Memorial Day is the first official sign of spring for many- however, it is much more than that. The observance of Memorial Day, typically the last Monday in May, provides people widely the opportunity to pay tribute to those that gave their life for their country. This holiday dates back to the late 19th century, however, civilizations and populations have been setting aside time to honor their dead for centuries- originally documented in Greek and Roman culture.
What are you planning for the Memorial Day holiday this year? It is common to celebrate with picnics, cookouts, parades- as well as by maintaining and enhancing the graves, sites, and cemeteries of fallen soldiers and service personnel. So, why is it important to observe Memorial Day? Historically, Memorial Day is one of the most meaningful remembrances, paying homage to those that didn’t return from battles and war, but did you know that one of the earliest Memorial Day was organized by a group of over 1,000 recently freed slaves back in 1865?
How will you honor Memorial Day this year? Do something meaningful, including helping someone who has served; from providing accessibility through mobility aids to simply spending a few moments engaged in conversation, take time to honor a veteran this year.
History of the Observance
The history of Memorial Day in the US begins with the loss of around 600,000 soldiers during the Civil War. General John A. Logan, who was the commander-in-chief of the Grand Army of the Republic, a Union veterans association, decreed that May 30th should be set aside for commemorating the lives lost in the war. Logan asserted that this day should be a chance for all Americans to lay flowers and decorate the gravesites of the casualties of the Civil War. There is some dispute regarding why this day in May was selected and it remains a point of debate: some say it is due to the fact that this day did not fall on or commemorate any of the war’s battles while others believe it was due to the fact that the flowers are in peak season and full bloom to be placed upon the graves.
Still, this tradition began prior to General Logan’s decree, as in April 1886, the Ladies Memorial Association of Columbus, Georgia, began commemorating the graves of fallen soldiers with flowers and wreaths- which may have spurred Logan to action. Whether this was the impetus for the future celebration of the lives that fought for our freedoms or not, it became an annual tradition that provided a way to pay homage to the many soldiers who lost their lives.
This historic observance was not always known as Memorial Day; first, it was called ‘Decoration Day’, which pays tribute to the decorating of the graves of soldiers that died in the war. Decoration Day was first observed on May 30, 1868, at Arlington National Cemetery. Flowers and wreaths were placed on the burial sites of those Confederate and Union soldiers buried there. It would not become Memorial Day until around a century later, through a federal mandate and law. The Uniform Monday Holiday Act of 1968 moved the date of Memorial Day from its widely accepted observance on May 30th to the last Monday in May- which is when it is still celebrated today.

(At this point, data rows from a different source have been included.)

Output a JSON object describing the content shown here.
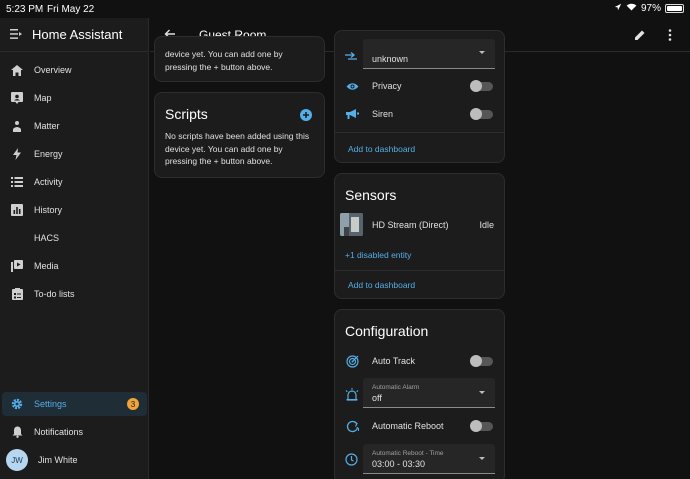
{
  "status_bar": {
    "time": "5:23 PM",
    "date": "Fri May 22",
    "battery": "97%",
    "battery_level": 0.97
  },
  "sidebar": {
    "title": "Home Assistant",
    "items": [
      {
        "label": "Overview",
        "icon": "home-icon"
      },
      {
        "label": "Map",
        "icon": "map-icon"
      },
      {
        "label": "Matter",
        "icon": "matter-icon"
      },
      {
        "label": "Energy",
        "icon": "lightning-icon"
      },
      {
        "label": "Activity",
        "icon": "list-icon"
      },
      {
        "label": "History",
        "icon": "chart-icon"
      },
      {
        "label": "HACS",
        "icon": ""
      },
      {
        "label": "Media",
        "icon": "media-icon"
      },
      {
        "label": "To-do lists",
        "icon": "clipboard-icon"
      }
    ],
    "settings": {
      "label": "Settings",
      "badge": "3"
    },
    "notifications": {
      "label": "Notifications"
    },
    "user": {
      "initials": "JW",
      "name": "Jim White"
    }
  },
  "topbar": {
    "title": "Guest Room"
  },
  "left_column": {
    "top_card_text": "device yet. You can add one by pressing the + button above.",
    "scripts": {
      "title": "Scripts",
      "text": "No scripts have been added using this device yet. You can add one by pressing the + button above."
    }
  },
  "controls_card": {
    "select_value": "unknown",
    "privacy_label": "Privacy",
    "siren_label": "Siren",
    "add_to_dashboard": "Add to dashboard"
  },
  "sensors_card": {
    "title": "Sensors",
    "stream_name": "HD Stream (Direct)",
    "stream_state": "Idle",
    "disabled_entities": "+1 disabled entity",
    "add_to_dashboard": "Add to dashboard"
  },
  "configuration_card": {
    "title": "Configuration",
    "auto_track": "Auto Track",
    "automatic_alarm": {
      "label": "Automatic Alarm",
      "value": "off"
    },
    "automatic_reboot": "Automatic Reboot",
    "reboot_time": {
      "label": "Automatic Reboot - Time",
      "value": "03:00 - 03:30"
    }
  },
  "colors": {
    "accent": "#54aee8",
    "badge": "#f2a43a",
    "card": "#1c1c1c",
    "background": "#111111"
  }
}
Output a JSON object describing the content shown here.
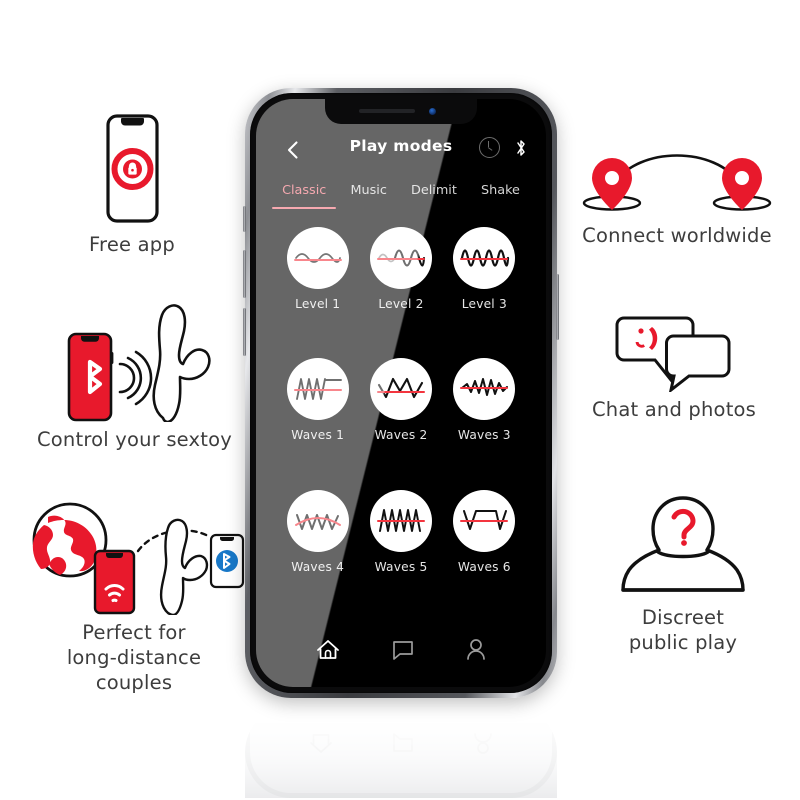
{
  "phone_app": {
    "title": "Play modes",
    "back_icon": "chevron-left-icon",
    "header_icons": [
      "timer-icon",
      "bluetooth-icon"
    ],
    "tabs": [
      {
        "label": "Classic",
        "active": true
      },
      {
        "label": "Music",
        "active": false
      },
      {
        "label": "Delimit",
        "active": false
      },
      {
        "label": "Shake",
        "active": false
      }
    ],
    "active_tab_color": "#f0707c",
    "modes": [
      {
        "label": "Level 1",
        "wave": "sine-low"
      },
      {
        "label": "Level 2",
        "wave": "sine-ramp"
      },
      {
        "label": "Level 3",
        "wave": "sine-dense"
      },
      {
        "label": "Waves 1",
        "wave": "zigzag-plateau"
      },
      {
        "label": "Waves 2",
        "wave": "triangle-peaks"
      },
      {
        "label": "Waves 3",
        "wave": "jagged-rise"
      },
      {
        "label": "Waves 4",
        "wave": "zigzag-arc"
      },
      {
        "label": "Waves 5",
        "wave": "sawtooth-dense"
      },
      {
        "label": "Waves 6",
        "wave": "v-plateau-v"
      }
    ],
    "nav_items": [
      {
        "icon": "home-icon",
        "active": true
      },
      {
        "icon": "chat-icon",
        "active": false
      },
      {
        "icon": "profile-icon",
        "active": false
      }
    ]
  },
  "features_left": [
    {
      "caption": "Free app",
      "icon": "phone-app-logo-icon"
    },
    {
      "caption": "Control your sextoy",
      "icon": "phone-bluetooth-toy-icon"
    },
    {
      "caption": "Perfect for\nlong-distance\ncouples",
      "icon": "globe-phones-toy-icon"
    }
  ],
  "features_right": [
    {
      "caption": "Connect worldwide",
      "icon": "map-pins-icon"
    },
    {
      "caption": "Chat and photos",
      "icon": "chat-bubbles-icon"
    },
    {
      "caption": "Discreet\npublic play",
      "icon": "anonymous-person-icon"
    }
  ],
  "colors": {
    "accent_red": "#e8192c",
    "accent_pink": "#f0707c",
    "bluetooth_blue": "#1878c8",
    "text_gray": "#3d3d3d"
  }
}
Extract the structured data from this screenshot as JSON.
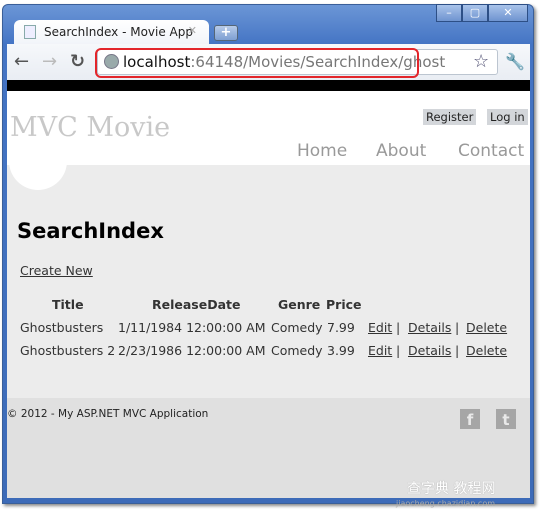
{
  "browser": {
    "tab_title": "SearchIndex - Movie App",
    "url_host": "localhost",
    "url_rest": ":64148/Movies/SearchIndex/ghost"
  },
  "header": {
    "site_title": "MVC Movie",
    "register": "Register",
    "login": "Log in",
    "nav": [
      "Home",
      "About",
      "Contact"
    ]
  },
  "main": {
    "heading": "SearchIndex",
    "create_new": "Create New",
    "columns": [
      "Title",
      "ReleaseDate",
      "Genre",
      "Price"
    ],
    "rows": [
      {
        "title": "Ghostbusters",
        "date": "1/11/1984 12:00:00 AM",
        "genre": "Comedy",
        "price": "7.99"
      },
      {
        "title": "Ghostbusters 2",
        "date": "2/23/1986 12:00:00 AM",
        "genre": "Comedy",
        "price": "3.99"
      }
    ],
    "actions": {
      "edit": "Edit",
      "details": "Details",
      "delete": "Delete",
      "sep": "|"
    }
  },
  "footer": {
    "copyright": "© 2012 - My ASP.NET MVC Application",
    "icons": [
      "facebook-icon",
      "twitter-icon"
    ]
  },
  "watermark": {
    "text": "查字典 教程网",
    "sub": "jiaocheng.chazidian.com"
  }
}
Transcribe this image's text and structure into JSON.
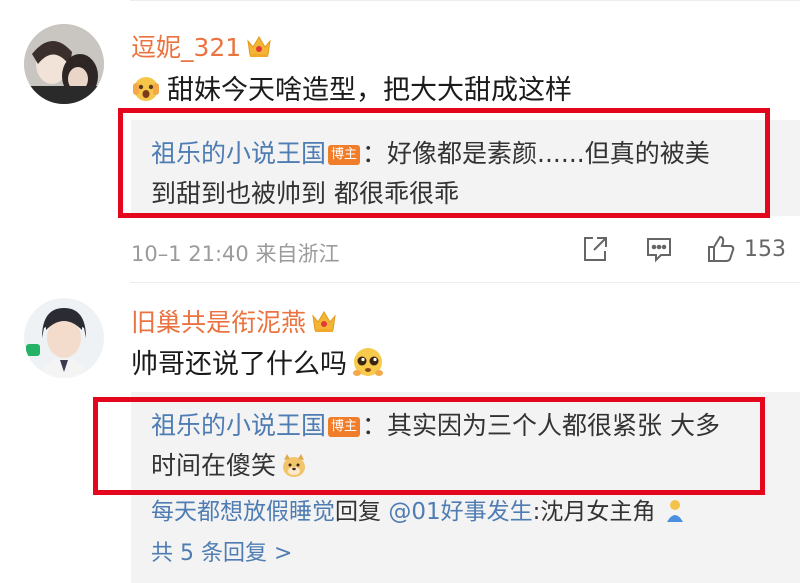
{
  "comments": [
    {
      "username": "逗妮_321",
      "text": "甜妹今天啥造型，把大大甜成这样",
      "reply": {
        "author": "祖乐的小说王国",
        "badge": "博主",
        "line1": "：好像都是素颜......但真的被美",
        "line2": "到甜到也被帅到 都很乖很乖"
      },
      "meta": "10–1 21:40  来自浙江",
      "likes": "153"
    },
    {
      "username": "旧巢共是衔泥燕",
      "text": "帅哥还说了什么吗",
      "reply": {
        "author": "祖乐的小说王国",
        "badge": "博主",
        "line1": "：其实因为三个人都很紧张 大多",
        "line2": "时间在傻笑"
      },
      "second_reply": {
        "author": "每天都想放假睡觉",
        "plain": "回复 ",
        "mention": "@01好事发生",
        "text": ":沈月女主角"
      },
      "more_replies": "共 5 条回复 >"
    }
  ],
  "colors": {
    "username": "#eb7340",
    "link": "#4f7db3",
    "badge": "#f07d2a",
    "highlight_box": "#e3061d",
    "reply_bg": "#f3f3f3"
  },
  "icons": [
    "crown-icon",
    "share-icon",
    "comment-icon",
    "like-icon"
  ]
}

A Federal Holiday
Memorial Day first became a federal holiday in 1971, despite being celebrated for many years prior. While many states claim to be the first to honor and celebrate this significant day, Waterloo New York is considered the birthplace of Memorial Day, as well as the conventional celebratory picnics and parades that are widely seen today. In fact, Waterloo received the official seal of approval from the US Government, and then-President Lyndon Johnson, as being the birthplace of Memorial Day in this country.
The red poppy has become a symbol of this holiday and has been dubbed an official remembrance due to the sight of these flowers during the bloody Second Battle of Ypres in France in 1915. This paradoxical sight of beauty amid war inspired the poem, “In Flanders Field,” which pays homage to the soldiers killed and buried amid these poppies on the battlefield. Later, a teacher in Georgia began a campaign to promote the poppy as the official symbol for all who died in war which it still is.
Some other contemporary rituals for Memorial Day include flying flags at half-mast to honor those that died, as well as a National Moment of Remembrance at 3 pm. How will you celebrate this very- important day this year?
Honor those that have served this Memorial Day. For assistance with mobility aids and accessibility, speak with the team at Pacific Mobility; we are your mobility expert in Southern California. Call to learn more today!
President, Husband, Father, Grandfather Graduate of UC Davis- Bio Sci Major- Go Aggies! Jeff has extensive experience in all of Pacific Mobility’s products and services, and specializes in accessibility products as well as stairlifts, ceiling lifts and custom wheel chairs. His hobbies include spending time with family, gardening, mountain biking, exercising and off road motorcycle riding.
24 years as Owner/President of Pacific Mobility Center – selling, installing, and servicing stairlifts, porch lifts, ceiling lifts, pool lifts, handicap ramping, specialty wheelchairs, scooters, power wheel chairs, and other power mobility devices
Certified Environmental Access Consultant since 2008
Licensed General Contractor since 1998
Certified Aging in Place Specialist since 2016
Board Member for Home Access Professionals
Member of Association of Members of the Accessibility Equipment Industry (AEMA)